Entries provided.
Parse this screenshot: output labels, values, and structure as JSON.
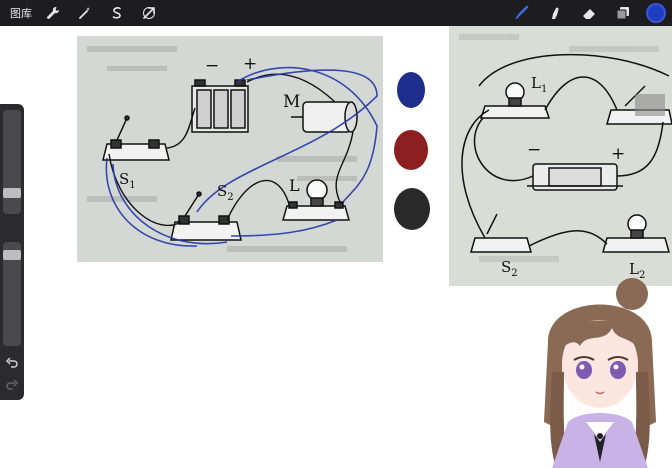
{
  "toolbar": {
    "gallery_label": "图库",
    "left_tools": [
      "wrench-icon",
      "magic-wand-icon",
      "selection-icon",
      "transform-arrow-icon"
    ],
    "right_tools": [
      "brush-icon",
      "smudge-icon",
      "eraser-icon",
      "layers-icon"
    ],
    "current_color": "#1d3fbf"
  },
  "figure_left": {
    "labels": {
      "minus": "−",
      "plus": "+",
      "motor": "M",
      "switch1": "S",
      "switch1_sub": "1",
      "switch2": "S",
      "switch2_sub": "2",
      "lamp": "L"
    }
  },
  "figure_right": {
    "labels": {
      "lamp1": "L",
      "lamp1_sub": "1",
      "minus": "−",
      "plus": "+",
      "switch2": "S",
      "switch2_sub": "2",
      "lamp2": "L",
      "lamp2_sub": "2"
    }
  },
  "swatches": [
    {
      "name": "blue",
      "color": "#1f2e8c"
    },
    {
      "name": "red",
      "color": "#8c1f1f"
    },
    {
      "name": "black",
      "color": "#2a2a2a"
    }
  ]
}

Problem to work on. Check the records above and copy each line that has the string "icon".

Response area.
      "wrench-icon",
      "magic-wand-icon",
      "selection-icon",
      "transform-arrow-icon"
      "brush-icon",
      "smudge-icon",
      "eraser-icon",
      "layers-icon"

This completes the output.